Kainaiwa (Blood)

CMC K96-774
Photograph by Morgan Baillargeon.

Harrison Stabs Down-Red Crow, Kainai (Blood), Stand Off, Alberta.

    Early Northern Plains moccasins had soft soles and were made in one piece, folded with a side seam. This type of moccasin was known as "niit-tsi-tsi-kiin" (the true moccasin), a term that was shared among the three divisions of the Blackfoot (Kainaiwa (Blood), Pii-kunii (Peigan), and Siksika (Blackfoot)). Today all moccasins are referred to in this way. The two-piece moccasin with stiff rawhide soles and soft uppers probably came into being with the advent of the horse, when nomadic people began to move in greater distances over the Prairies.

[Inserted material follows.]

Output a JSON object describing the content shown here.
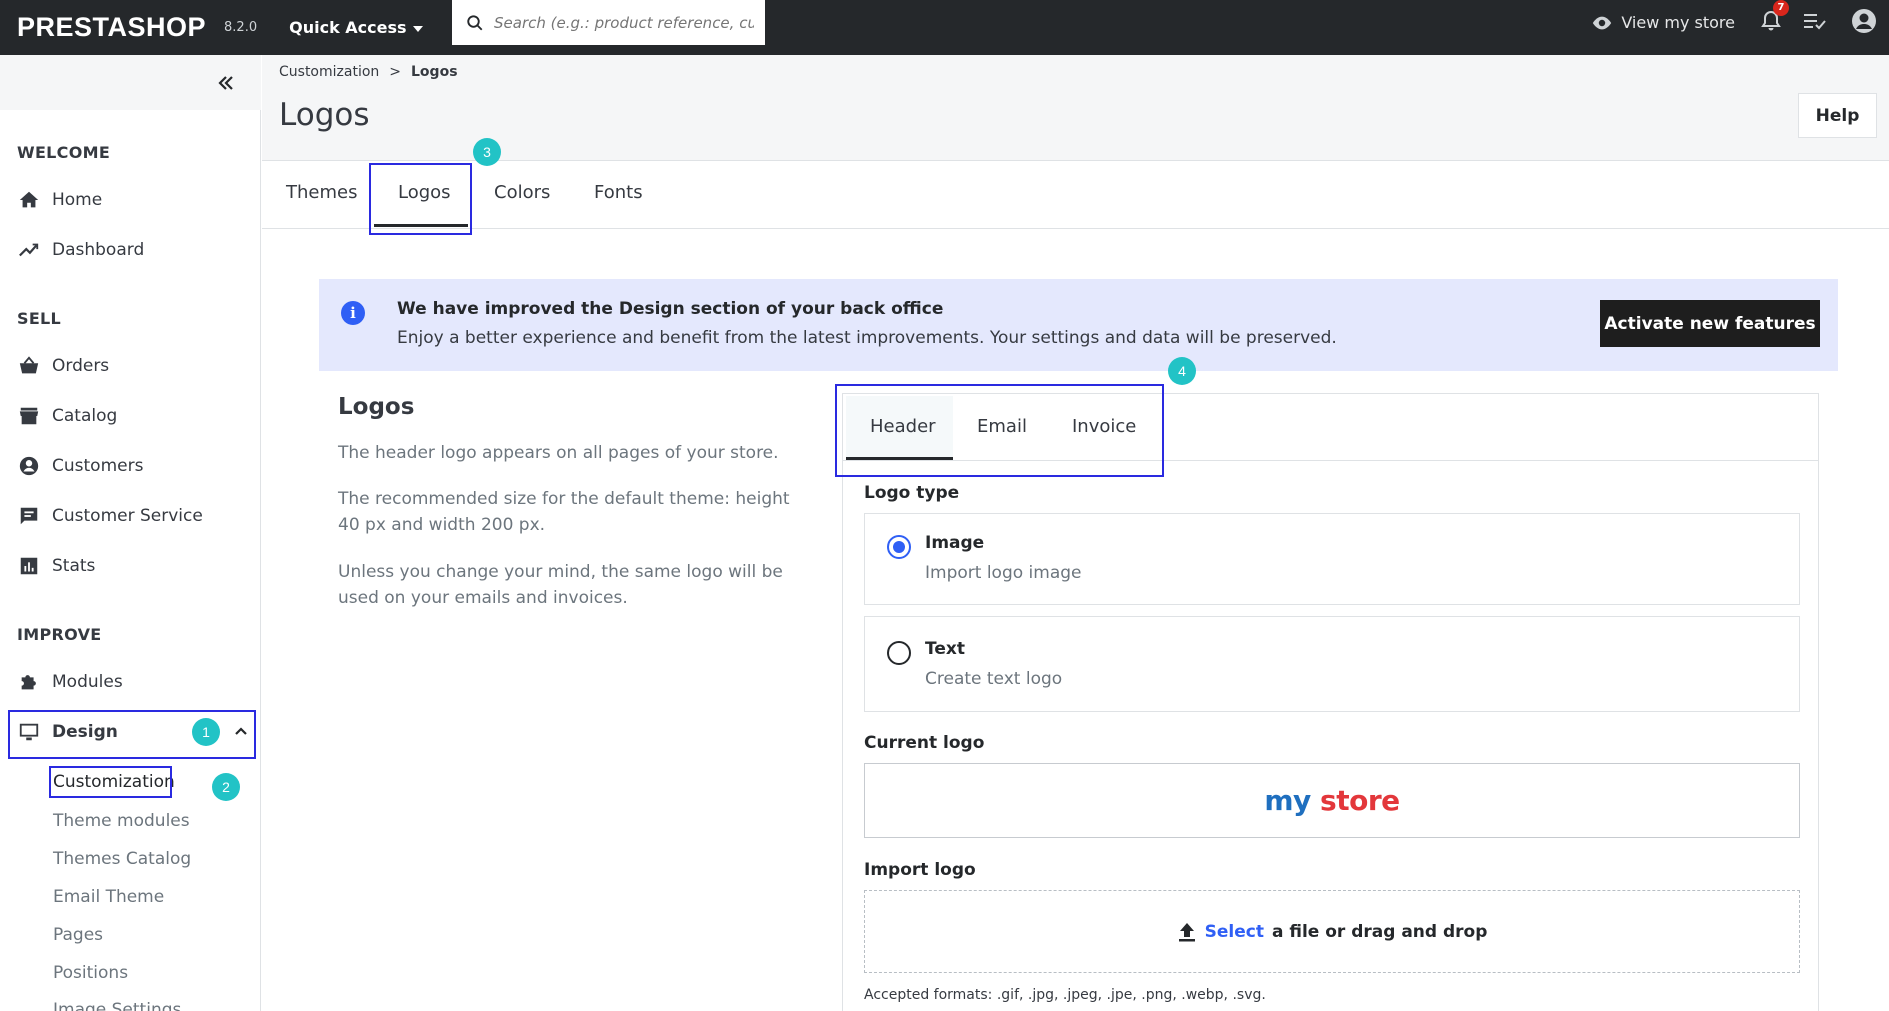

Men, women, and children all wore the same style moccasin; only the size differed.

Moccasins were fashioned with tanned buffalo, elk, moose, and deer hides. Later, domestic cowhides were used; a sign of hardship among Native people that meant wild game was scarce. Hides were either white or smoked, depending on their purpose. Everyday moccasins were left plain while decorated ones were used for special occasions.

Before the introduction of seed beads, dyed porcupine quills were used for decoration. An example of quillwork with seed beads appears on CMC V-B-331 a,b. This pair was probably used for special occasions like an "all-smoke ritual," which required the wearer to sit for long periods of time, allowing the beaded soles to be admired. The moccasins also show some traces of red-ochre paint, which indicates that they were used for ceremonial purposes. Since doing quillwork was considered a sacred task, a woman had to go through a brief ceremony of initiation before taking up this art form.

One of the earliest designs used was "miista-tsoka-tuksiin," or mountain design. Other designs included squares, diamonds, bars, slotted bars and stripes, the latter a beaded version of the early quillwork of the straight quill tied-sinew method. Today such designs are called "maah-toohm-moowa-ka-na-sksin," or first designs.

Floral designs were also referred to in this way, even though they were influenced by European motifs (see CMC V-B-351 a,b as an example.) These patterns were done in bilaterally symmetrical form and use geometric designs to depict non-realistic flowers.

During the seed-bead period (1840-1870), beadwork changed in technique and in the use of colour, which allowed the beadworker to produce more intricate forms. Two methods of beadwork were the spot stitch or appliqué and lone stitch or lazy stitch.

Trade cloth, used on cuffs and fill-in, was also introduced in addition to seed beads. See CMC V-B-429 a,b and V-B-40 a,b for examples where red trade cloth has been used around the cuff. This design, which featured three prongs stemming out from the half circle, is called the three-finger or half-breed design. It is usually filled in with trade cloth; an indication that hides had to be salvaged. The ankle wrap has also been replaced by canvas, another sign of hardship.

By this time, domestic cowhides were being used to make clothing, and rawhides used for hard moccasin soles.

Favoured colours included shades of green, blue, red, white, yellow, pink, black, and sometimes orange. Blue and white were preferred for background beadwork among the Blackfoot (see CMC V-B-432 a, b).

Most of the earlier moccasins had ankle wrap-arounds for both men and women (it was much easier for women's leggings to fit over this additional piece of hide). The lower-cut moccasin became more popular during the 1930s to the 1940s. It is unusual to see beadwork on moccasins such as that on CMC V-B-340 a,b, even though it is a typical geometric design.

Contemporary moccasins rarely use traditional patterns and materials, as most designs are borrowed from other North American tribes. Still, a few moccasins being produced by both male and female beadworkers today continue to follow the old designs. See CMC V-B-606 a, b and CMC V-B-591 a, b for good examples of the mountain design, a blue background, and a traditional Blackfoot floral design.